Maryland's only attempted eight field goals on the year; junior kicker Adam Greene has hit six, mostly of the shorter variety. He has missed an extra point. Punter Wade Lees tends to hang 'em high and short; he's averaging just under 40 yards a kick and has only seen one touchback on 43 punts. He's allowed 13 returns, none of them significant. He's a good bet to limit Peppers's impact. On the other hand, Maryland really struggles to get the ball to the endzone on kickoffs. Nobody's done anything with their opportunities so far.
With Likely out most of the threat has dropped out of Maryland returns. They've done nothing all year. They do have a blocked punt for a TD, FWIW.
On the Michigan side of things, Kenny Allen hit a 44 yarder to everyone's great relief last week; he also put in a couple of chip shots. We are ready to tentatively suggest the #collegekickers period from the Wisconsin game has passed.
Punting remains the same: Michigan has been vulnerable on returns because they're using an old fashioned punt formation, but four blocked punts against spreads are an excellent silver lining.
This should be a push unless Peppers does something ridiculous.
KEY MATCHUP: AHHHH YOU PUT IT THROUGH THE UPRIGHTS.
- Maryland's scatbacks are be-bopping their way through the Michigan linebackers a la LJ Scott.
- Michigan's 3-3 front is still leaking yards with bad attack angles and the like.
- Cole can't handle the interior DL.
Cackle with knowing glee if...
Durkin leaves his safety in Bolivia against the Pepcat.
Hill's loping through the secondary after a trap, several times.
Kenny Allen hits a couple long field goals.
Fear/Paranoia Level: 3 (Baseline 5; –1 for Ye Gods, That Rush D, –1 for I Know Perry Hills Is Better This Year But He Can't Be That Much Better, –1 for I Dunno, Look At All The Numbers, Man, +1 for Legit RBs Against A Possible Weak Point, –1 for OL Is A Sieve, +1 for I Just Want This Number To Be Higher Than MSU.)
Desperate need to win level: 10 (Baseline 5; +1 for Some Stakes On This Season, Yessir, +1 for I'm Still Mad About Last Year's OSU Gameplan, +1 for Again I Must Point Out That Losing When You're Favored By Five Touchdowns Is Bad And Makes You Feel Bad, +1 for Playoff Ho, +1 for I Mean Come On This Is The Year)
Loss will cause me to... I take it all back, DJ, I'm sorry please forgive me. I know we've come to the end of the road. I just can't let go.
Win will cause me to... impatiently wait for the S&P+ rankings to update their OSU game projection.
The strictures and conventions of sportswriting compel me to predict:

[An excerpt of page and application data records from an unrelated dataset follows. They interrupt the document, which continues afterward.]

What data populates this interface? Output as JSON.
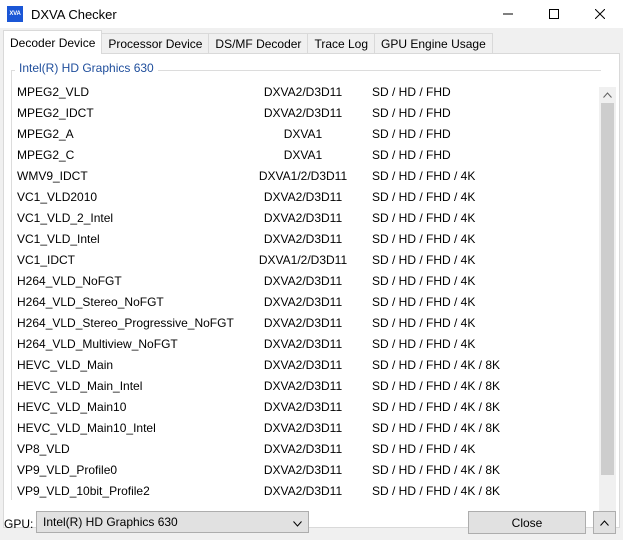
{
  "window": {
    "icon_text": "XVA",
    "title": "DXVA Checker"
  },
  "tabs": [
    {
      "label": "Decoder Device",
      "active": true
    },
    {
      "label": "Processor Device",
      "active": false
    },
    {
      "label": "DS/MF Decoder",
      "active": false
    },
    {
      "label": "Trace Log",
      "active": false
    },
    {
      "label": "GPU Engine Usage",
      "active": false
    }
  ],
  "group": {
    "label": "Intel(R) HD Graphics 630"
  },
  "decoders": [
    {
      "name": "MPEG2_VLD",
      "api": "DXVA2/D3D11",
      "res": "SD / HD / FHD"
    },
    {
      "name": "MPEG2_IDCT",
      "api": "DXVA2/D3D11",
      "res": "SD / HD / FHD"
    },
    {
      "name": "MPEG2_A",
      "api": "DXVA1",
      "res": "SD / HD / FHD"
    },
    {
      "name": "MPEG2_C",
      "api": "DXVA1",
      "res": "SD / HD / FHD"
    },
    {
      "name": "WMV9_IDCT",
      "api": "DXVA1/2/D3D11",
      "res": "SD / HD / FHD / 4K"
    },
    {
      "name": "VC1_VLD2010",
      "api": "DXVA2/D3D11",
      "res": "SD / HD / FHD / 4K"
    },
    {
      "name": "VC1_VLD_2_Intel",
      "api": "DXVA2/D3D11",
      "res": "SD / HD / FHD / 4K"
    },
    {
      "name": "VC1_VLD_Intel",
      "api": "DXVA2/D3D11",
      "res": "SD / HD / FHD / 4K"
    },
    {
      "name": "VC1_IDCT",
      "api": "DXVA1/2/D3D11",
      "res": "SD / HD / FHD / 4K"
    },
    {
      "name": "H264_VLD_NoFGT",
      "api": "DXVA2/D3D11",
      "res": "SD / HD / FHD / 4K"
    },
    {
      "name": "H264_VLD_Stereo_NoFGT",
      "api": "DXVA2/D3D11",
      "res": "SD / HD / FHD / 4K"
    },
    {
      "name": "H264_VLD_Stereo_Progressive_NoFGT",
      "api": "DXVA2/D3D11",
      "res": "SD / HD / FHD / 4K"
    },
    {
      "name": "H264_VLD_Multiview_NoFGT",
      "api": "DXVA2/D3D11",
      "res": "SD / HD / FHD / 4K"
    },
    {
      "name": "HEVC_VLD_Main",
      "api": "DXVA2/D3D11",
      "res": "SD / HD / FHD / 4K / 8K"
    },
    {
      "name": "HEVC_VLD_Main_Intel",
      "api": "DXVA2/D3D11",
      "res": "SD / HD / FHD / 4K / 8K"
    },
    {
      "name": "HEVC_VLD_Main10",
      "api": "DXVA2/D3D11",
      "res": "SD / HD / FHD / 4K / 8K"
    },
    {
      "name": "HEVC_VLD_Main10_Intel",
      "api": "DXVA2/D3D11",
      "res": "SD / HD / FHD / 4K / 8K"
    },
    {
      "name": "VP8_VLD",
      "api": "DXVA2/D3D11",
      "res": "SD / HD / FHD / 4K"
    },
    {
      "name": "VP9_VLD_Profile0",
      "api": "DXVA2/D3D11",
      "res": "SD / HD / FHD / 4K / 8K"
    },
    {
      "name": "VP9_VLD_10bit_Profile2",
      "api": "DXVA2/D3D11",
      "res": "SD / HD / FHD / 4K / 8K"
    }
  ],
  "footer": {
    "gpu_label": "GPU:",
    "gpu_selected": "Intel(R) HD Graphics 630",
    "close_label": "Close"
  },
  "icons": {
    "minimize": "minimize-icon",
    "maximize": "maximize-icon",
    "close": "close-icon",
    "dropdown": "chevron-down-icon",
    "expand": "chevron-up-icon"
  },
  "colors": {
    "group_label": "#1f4e9c",
    "app_icon_bg": "#1a56d6"
  }
}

This should be a very comfortable win, per every number that has ventured an opinion. But don't be surprised to see Maryland get some chunks on the ground and end up moving the ball on two or three different drives. This is a step up from Michigan's previous competition on the ground. Those drives should end when Michigan makes a play and puts Maryland in a passing down, whereupon Perry Hills will be running for his life.
On the other side of the ball, Michigan will mash them and mix in enough Speight to get up and down the field with quite a bit of speed. The version of the Michigan offense with a B+, A- Speight has been extremely impressive the last two weeks; this could be another game in which Michigan doesn't punt for a good long time. And against this run D they won't be settling for field goals.
Finally, three opportunities for me to look stupid Sunday:
- Two different Michigan backs go over 100 yards.
- Speight has 10 YPA.
- Michigan, 43-11